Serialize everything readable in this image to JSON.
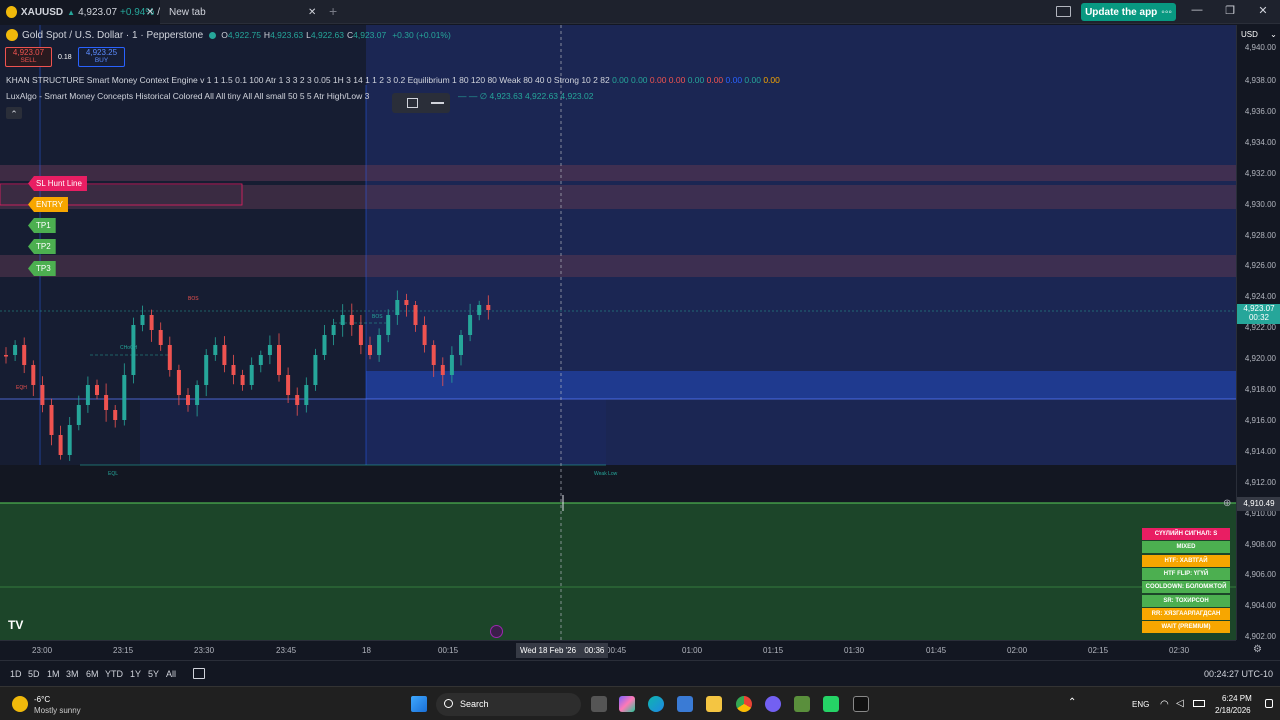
{
  "titlebar": {
    "tab1": {
      "symbol": "XAUUSD",
      "change_arrow": "▲",
      "price": "4,923.07",
      "change": "+0.94%",
      "sep": "/"
    },
    "tab2": {
      "label": "New tab"
    },
    "new_tab_glyph": "+",
    "close_glyph": "✕",
    "update_label": "Update the app",
    "update_dots": "◦◦◦",
    "minimize": "—",
    "maximize": "❐",
    "close": "✕"
  },
  "header": {
    "title": "Gold Spot / U.S. Dollar · 1 · Pepperstone",
    "ohlc": [
      {
        "k": "O",
        "v": "4,922.75"
      },
      {
        "k": "H",
        "v": "4,923.63"
      },
      {
        "k": "L",
        "v": "4,922.63"
      },
      {
        "k": "C",
        "v": "4,923.07"
      }
    ],
    "change": "+0.30 (+0.01%)",
    "sell_price": "4,923.07",
    "sell_label": "SELL",
    "spread": "0.18",
    "buy_price": "4,923.25",
    "buy_label": "BUY",
    "currency": "USD",
    "currency_caret": "⌄"
  },
  "indicators": {
    "line1_name": "KHAN STRUCTURE Smart Money Context Engine v 1 1 1.5 0.1 100 Atr 1 3 3 2 3 0.05 1H 3 14 1 1 2 3 0.2 Equilibrium 1 80 120 80 Weak 80 40 0 Strong 10 2 82",
    "line1_values": [
      {
        "v": "0.00",
        "c": "#26a69a"
      },
      {
        "v": "0.00",
        "c": "#26a69a"
      },
      {
        "v": "0.00",
        "c": "#ef5350"
      },
      {
        "v": "0.00",
        "c": "#ef5350"
      },
      {
        "v": "0.00",
        "c": "#26a69a"
      },
      {
        "v": "0.00",
        "c": "#ef5350"
      },
      {
        "v": "0.00",
        "c": "#2962ff"
      },
      {
        "v": "0.00",
        "c": "#26a69a"
      },
      {
        "v": "0.00",
        "c": "#f7a600"
      }
    ],
    "line2_name": "LuxAlgo - Smart Money Concepts Historical Colored All All tiny All All small 50 5 5 Atr High/Low 3",
    "line2_values": "— — ∅ 4,923.63  4,922.63  4,923.02",
    "collapse_glyph": "⌃"
  },
  "zones": {
    "sl": "SL Hunt Line",
    "entry": "ENTRY",
    "tp1": "TP1",
    "tp2": "TP2",
    "tp3": "TP3"
  },
  "price_axis": {
    "labels": [
      "4,938.00",
      "4,936.00",
      "4,934.00",
      "4,932.00",
      "4,930.00",
      "4,928.00",
      "4,926.00",
      "4,924.00",
      "4,922.00",
      "4,920.00",
      "4,918.00",
      "4,916.00",
      "4,914.00",
      "4,912.00",
      "4,910.00",
      "4,908.00",
      "4,906.00",
      "4,904.00",
      "4,902.00"
    ],
    "top_partial": "4,940.00",
    "current_price": "4,923.07",
    "countdown": "00:32",
    "crosshair_price": "4,910.49",
    "crosshair_icon": "⊕"
  },
  "time_axis": {
    "labels": [
      "23:00",
      "23:15",
      "23:30",
      "23:45",
      "18",
      "00:15",
      "00:45",
      "01:00",
      "01:15",
      "01:30",
      "01:45",
      "02:00",
      "02:15",
      "02:30"
    ],
    "crosshair_date": "Wed 18 Feb '26",
    "crosshair_time": "00:36",
    "settings_glyph": "⚙"
  },
  "signals": [
    {
      "label": "СҮҮЛИЙН СИГНАЛ: S",
      "color": "#e91e63"
    },
    {
      "label": "MIXED",
      "color": "#4caf50"
    },
    {
      "label": "HTF: ХАВТГАЙ",
      "color": "#f7a600"
    },
    {
      "label": "HTF FLIP: ҮГҮЙ",
      "color": "#4caf50"
    },
    {
      "label": "COOLDOWN: БОЛОМЖТОЙ",
      "color": "#4caf50"
    },
    {
      "label": "SR: ТОХИРСОН",
      "color": "#4caf50"
    },
    {
      "label": "RR: ХЯЗГААРЛАГДСАН",
      "color": "#f7a600"
    },
    {
      "label": "WAIT (PREMIUM)",
      "color": "#f7a600"
    }
  ],
  "chart_labels": {
    "small1": "CHoCH",
    "small2": "BOS",
    "small3": "EQL",
    "small4": "Weak Low",
    "small5": "EQH",
    "small6": "BOS",
    "logo": "TV"
  },
  "bottom": {
    "ranges": [
      "1D",
      "5D",
      "1M",
      "3M",
      "6M",
      "YTD",
      "1Y",
      "5Y",
      "All"
    ],
    "calendar_glyph": "📅",
    "clock": "00:24:27 UTC-10"
  },
  "taskbar": {
    "temp": "-6°C",
    "weather": "Mostly sunny",
    "search": "Search",
    "lang": "ENG",
    "time": "6:24 PM",
    "date": "2/18/2026"
  }
}
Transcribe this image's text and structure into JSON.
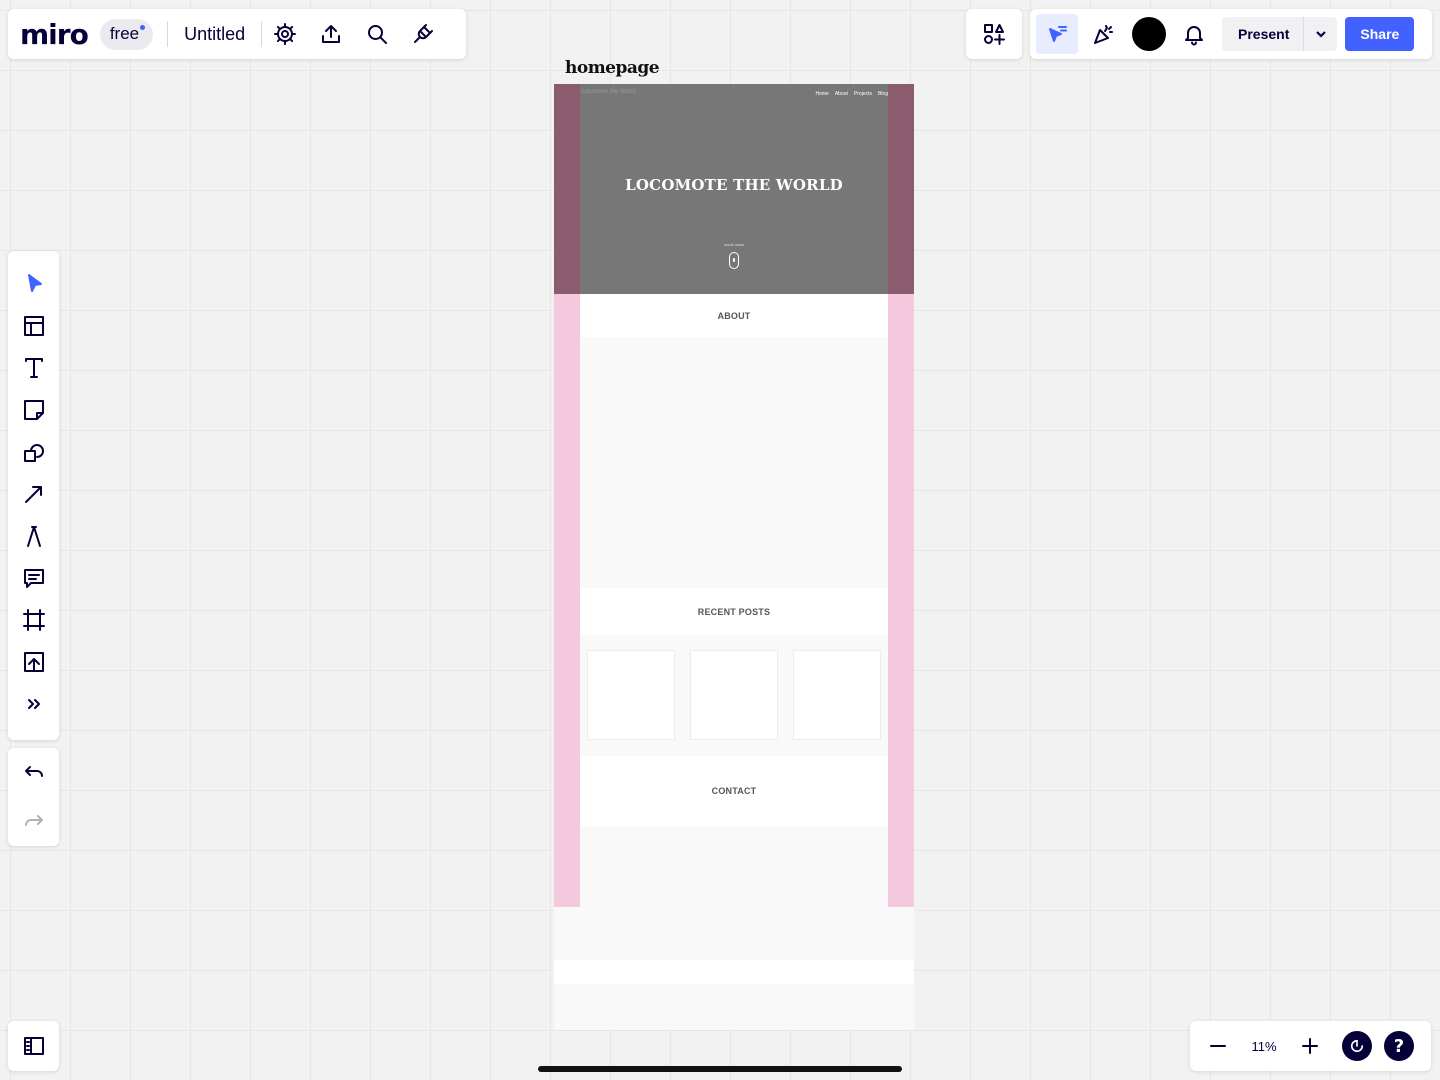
{
  "app": {
    "logo": "miro",
    "plan_badge": "free",
    "board_title": "Untitled"
  },
  "header": {
    "present_label": "Present",
    "share_label": "Share",
    "accent_color": "#4262ff"
  },
  "zoom": {
    "level": "11%"
  },
  "help": {
    "label": "?"
  },
  "toolbar": {
    "tools": [
      "select",
      "templates",
      "text",
      "sticky-note",
      "shapes",
      "line-arrow",
      "pen",
      "comment",
      "frame",
      "upload",
      "more"
    ]
  },
  "frame": {
    "title": "homepage",
    "hero": {
      "brand": "Locomote the World",
      "nav": [
        "Home",
        "About",
        "Projects",
        "Blog"
      ],
      "heading": "LOCOMOTE THE WORLD",
      "scroll_hint": "scroll down"
    },
    "sections": {
      "about": "ABOUT",
      "recent_posts": "RECENT POSTS",
      "contact": "CONTACT"
    }
  }
}
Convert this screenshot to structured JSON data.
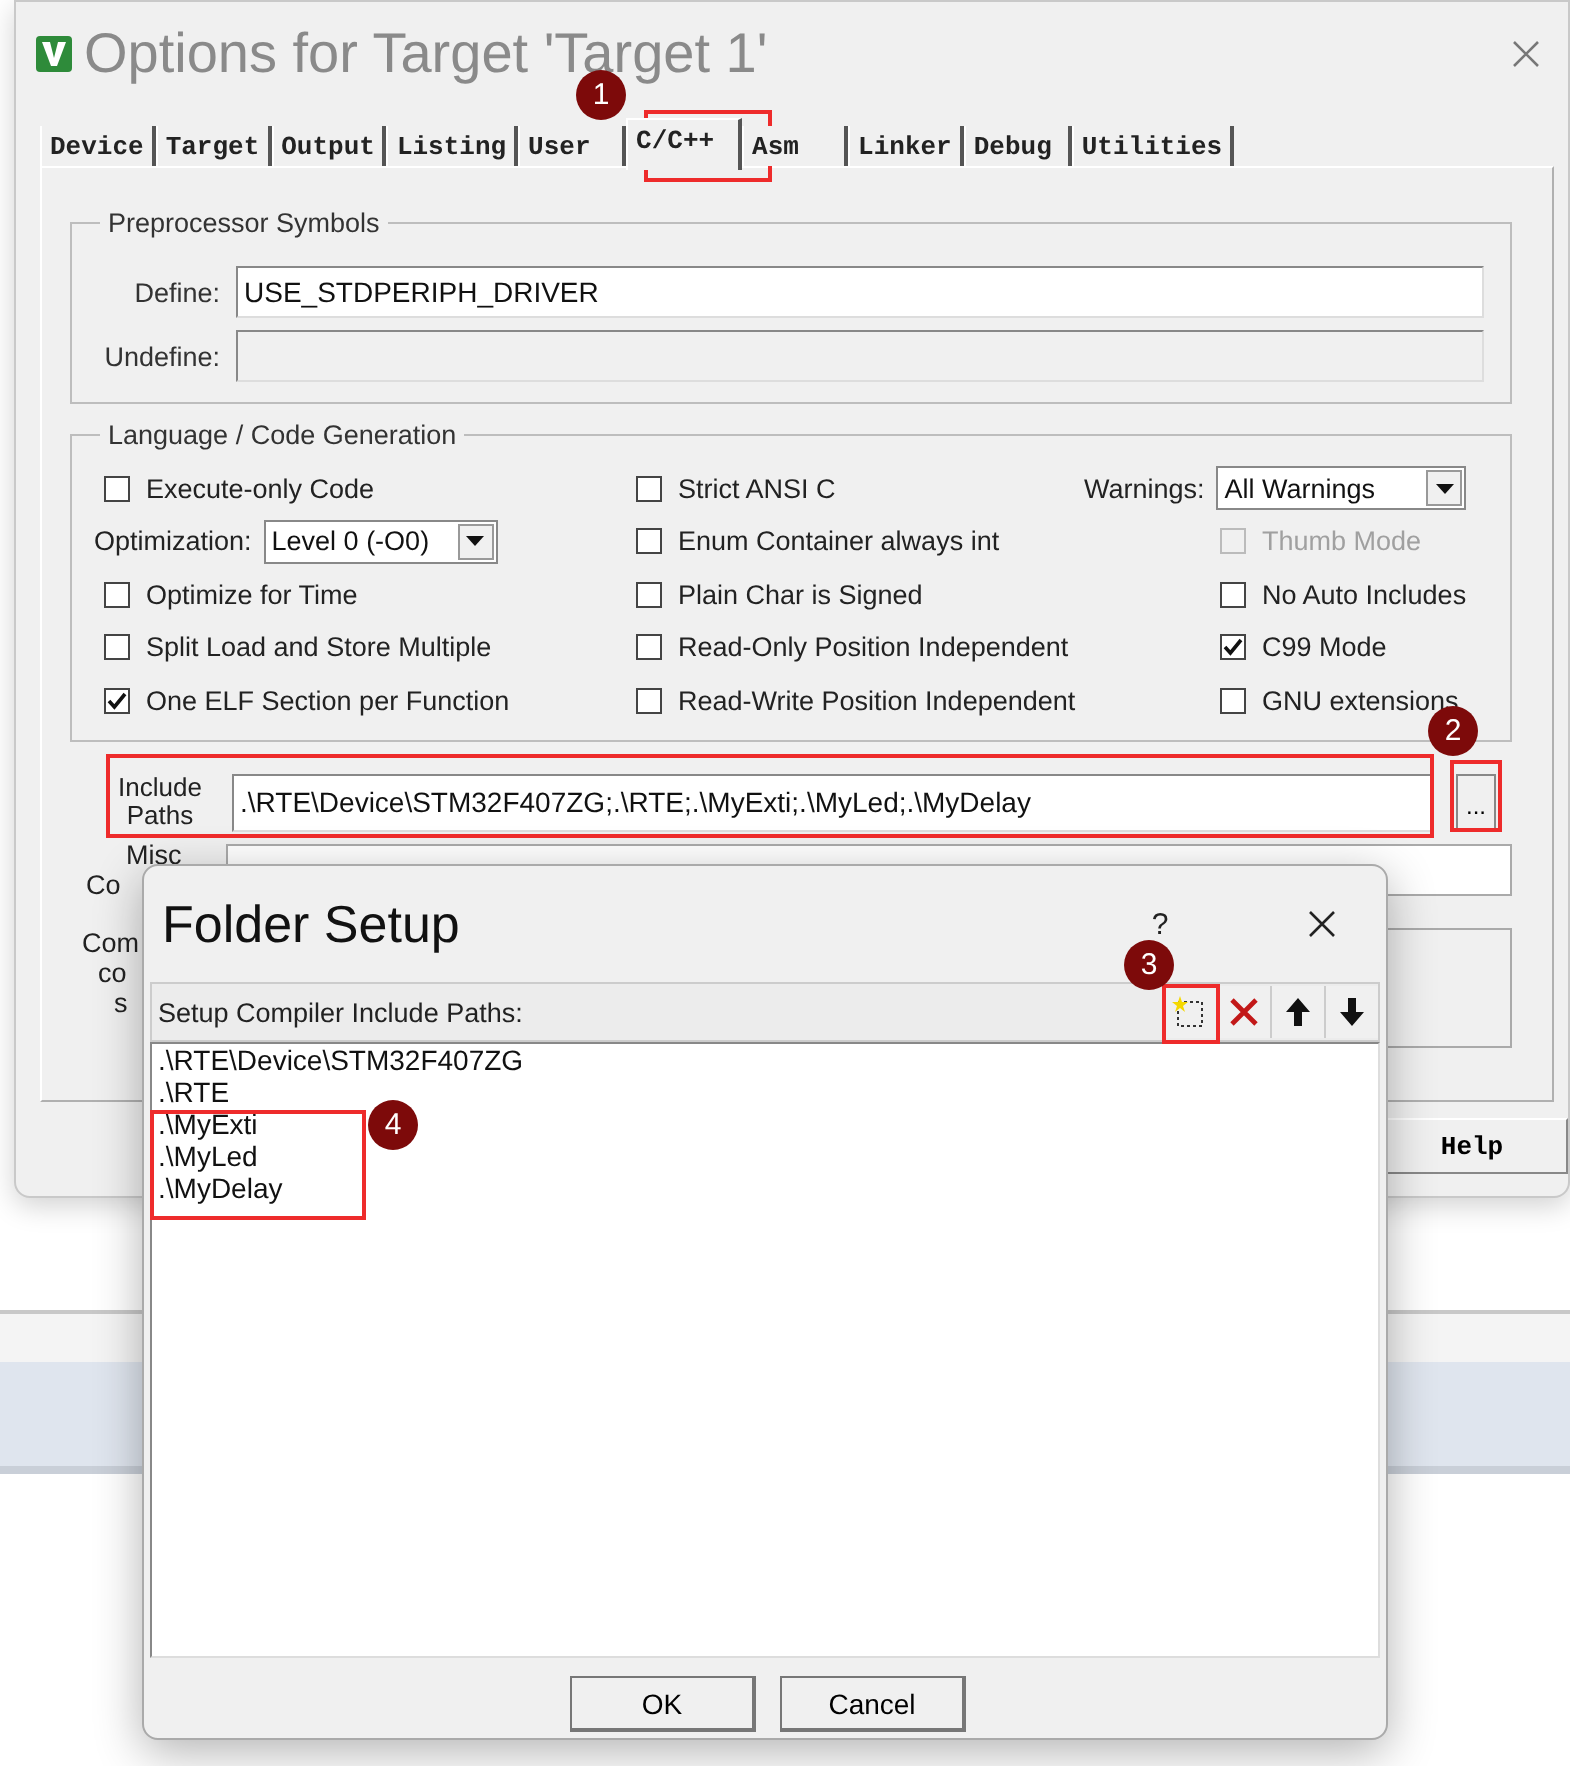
{
  "options_window": {
    "title": "Options for Target 'Target 1'",
    "tabs": [
      {
        "label": "Device",
        "selected": false
      },
      {
        "label": "Target",
        "selected": false
      },
      {
        "label": "Output",
        "selected": false
      },
      {
        "label": "Listing",
        "selected": false
      },
      {
        "label": "User",
        "selected": false
      },
      {
        "label": "C/C++",
        "selected": true
      },
      {
        "label": "Asm",
        "selected": false
      },
      {
        "label": "Linker",
        "selected": false
      },
      {
        "label": "Debug",
        "selected": false
      },
      {
        "label": "Utilities",
        "selected": false
      }
    ],
    "preprocessor": {
      "title": "Preprocessor Symbols",
      "fields": [
        {
          "label": "Define:",
          "value": "USE_STDPERIPH_DRIVER",
          "disabled": false
        },
        {
          "label": "Undefine:",
          "disabled": true
        }
      ]
    },
    "language": {
      "title": "Language / Code Generation",
      "columns": [
        [
          {
            "kind": "checkbox",
            "label": "Execute-only Code",
            "checked": false,
            "disabled": false
          },
          {
            "kind": "select",
            "label": "Optimization:",
            "value": "Level 0 (-O0)"
          },
          {
            "kind": "checkbox",
            "label": "Optimize for Time",
            "checked": false,
            "disabled": false
          },
          {
            "kind": "checkbox",
            "label": "Split Load and Store Multiple",
            "checked": false,
            "disabled": false
          },
          {
            "kind": "checkbox",
            "label": "One ELF Section per Function",
            "checked": true,
            "disabled": false
          }
        ],
        [
          {
            "kind": "checkbox",
            "label": "Strict ANSI C",
            "checked": false,
            "disabled": false
          },
          {
            "kind": "checkbox",
            "label": "Enum Container always int",
            "checked": false,
            "disabled": false
          },
          {
            "kind": "checkbox",
            "label": "Plain Char is Signed",
            "checked": false,
            "disabled": false
          },
          {
            "kind": "checkbox",
            "label": "Read-Only Position Independent",
            "checked": false,
            "disabled": false
          },
          {
            "kind": "checkbox",
            "label": "Read-Write Position Independent",
            "checked": false,
            "disabled": false
          }
        ],
        [
          {
            "kind": "select",
            "label": "Warnings:",
            "value": "All Warnings"
          },
          {
            "kind": "checkbox",
            "label": "Thumb Mode",
            "checked": false,
            "disabled": true
          },
          {
            "kind": "checkbox",
            "label": "No Auto Includes",
            "checked": false,
            "disabled": false
          },
          {
            "kind": "checkbox",
            "label": "C99 Mode",
            "checked": true,
            "disabled": false
          },
          {
            "kind": "checkbox",
            "label": "GNU extensions",
            "checked": false,
            "disabled": false
          }
        ]
      ]
    },
    "include_paths": {
      "label_lines": [
        "Include",
        "Paths"
      ],
      "value": ".\\RTE\\Device\\STM32F407ZG;.\\RTE;.\\MyExti;.\\MyLed;.\\MyDelay",
      "browse_button": "..."
    },
    "misc_labels": [
      "Misc",
      "Co"
    ],
    "compiler_string_labels": [
      "Com",
      "co",
      "s"
    ],
    "help_button": "Help"
  },
  "folder_setup": {
    "title": "Folder Setup",
    "help": "?",
    "list_title": "Setup Compiler Include Paths:",
    "paths": [
      ".\\RTE\\Device\\STM32F407ZG",
      ".\\RTE",
      ".\\MyExti",
      ".\\MyLed",
      ".\\MyDelay"
    ],
    "buttons": [
      "OK",
      "Cancel"
    ]
  },
  "annotations": [
    {
      "number": "1"
    },
    {
      "number": "2"
    },
    {
      "number": "3"
    },
    {
      "number": "4"
    }
  ]
}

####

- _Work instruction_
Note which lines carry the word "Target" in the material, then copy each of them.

- _Your response_
    "title": "Options for Target 'Target 1'",
        "label": "Target",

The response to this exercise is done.